Michael shared that blindness can be an isolating, and lonely condition. He’s always felt that his dogs have enabled him to meet more people and retain a sense of normalcy within society. He’s also enjoyed the empowerment and companionship that his guide dogs have provided him.
Michael’s new companion is yellow Labrador Orion. He praises Guiding Eyes for the continuing support and family environment they offer. “I am impressed with how the training grows and develops. Their goal is to keep you a successful, working team; that is not always the case with other organizations.”
As for the puppy raisers – Michael will be thrilled to meet the family who raised Orion. His heartfelt admiration of these volunteers is abundant; he feels they are the backbone of the Guiding Eyes program.
William Richards and Yolette
Willy Richards was matched with Yolette, a female yellow Labrador and his second guide dog from Guiding Eyes. Willy lost his sight in 1991 due to a detached retina and hemorrhaging. A year later, he came to Guiding Eyes for his first guide, and immediately enjoyed the faster travel, freedom, and confidence.
For Willy, having a guide dog pre-empted his trip back to college, where he received an associate’s degree in early childhood education. Currently he teaches 2nd grade in Brooklyn, and particularly likes getting involved in helping his students with their writing. The kids loved his last guide, and he knows they will love Yolette. He believes his guide dogs are an inspiration to the children.
Leah Seabury and Ralphie
Yellow Labrador Ralphie has already been dubbed ‘the Ralphinator’ by new handler Leah. She describes her second Guiding Eyes dog as “simply awesome. He is so smart. He works hard and always does his best, but he also loves to play.”
Leah is from North Carolina. She 21 years old and was born with Leber’s congenital amaurosis, a rare inherited eye disease. She has an associate’s degree in the arts, and has gone back to college to study elementary education. Her ultimate goal is to teach math to third or fourth graders.
Leah has always been an animal lover; her orientation and mobility teachers used to bribe her through cane lessons, reminding her that she had to master this first set of skills before learning to work with a guide dog.
All her hard work paid off, and Leah’s dogs have been an essential part of her life.
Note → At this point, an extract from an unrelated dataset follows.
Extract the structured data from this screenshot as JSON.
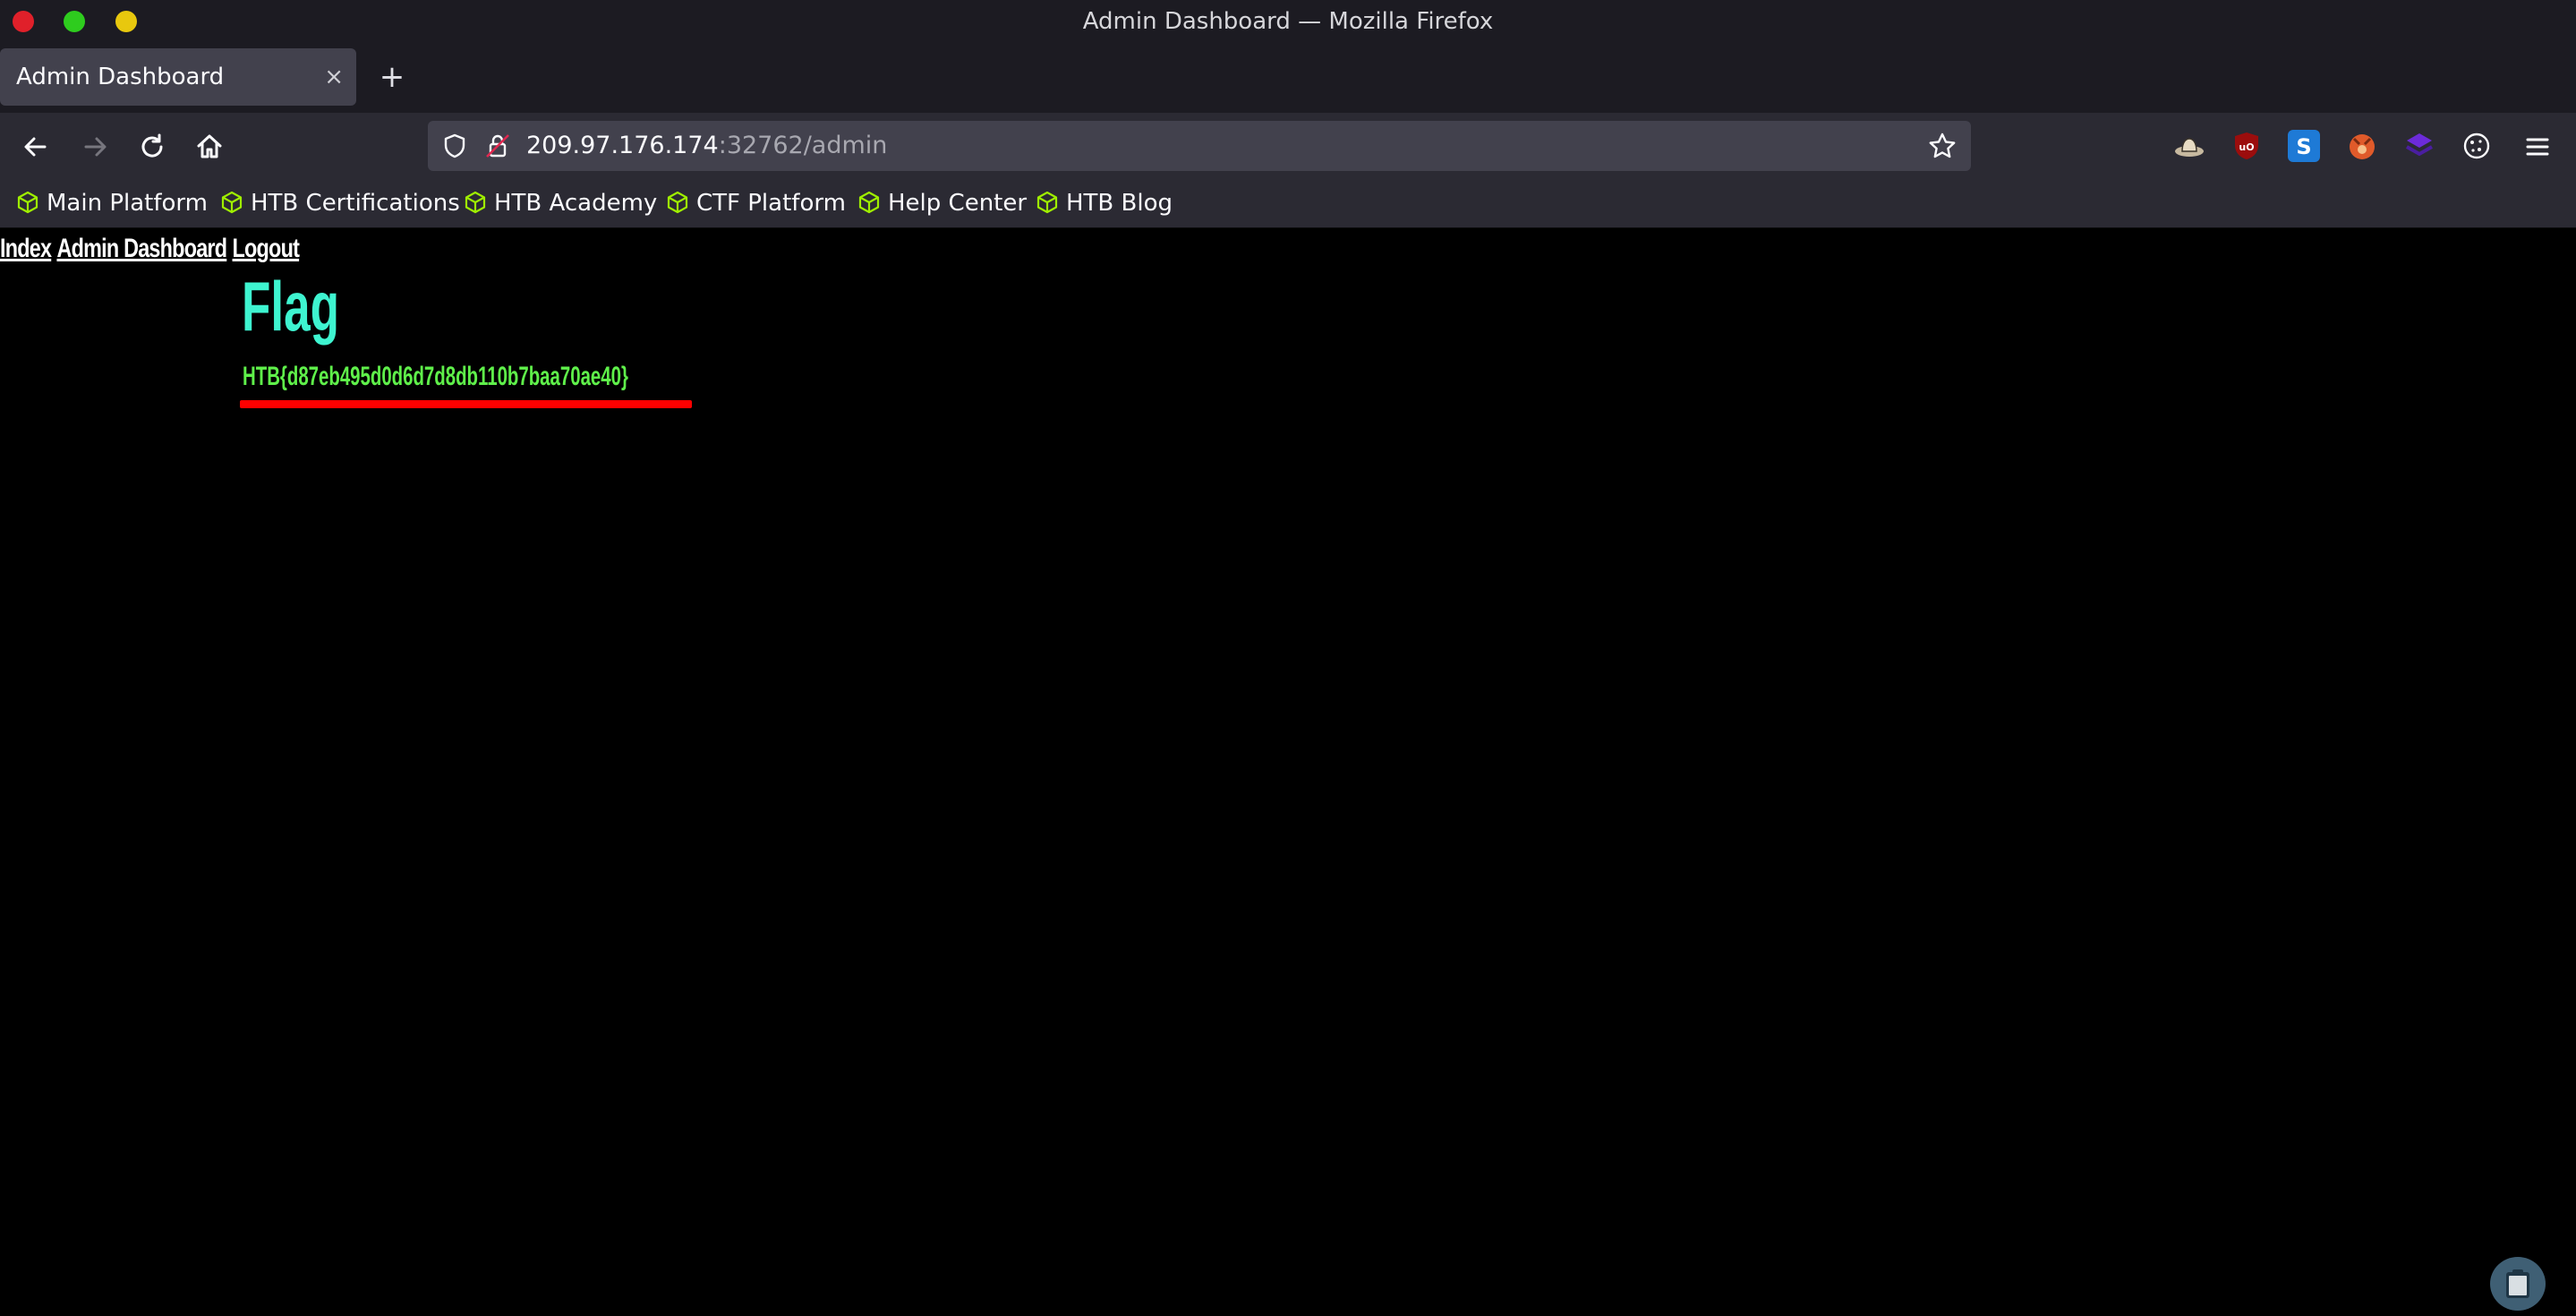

Her first guide not only navigated the busy college campus, he also helped her meet new friends and calmed her during public speaking presentations.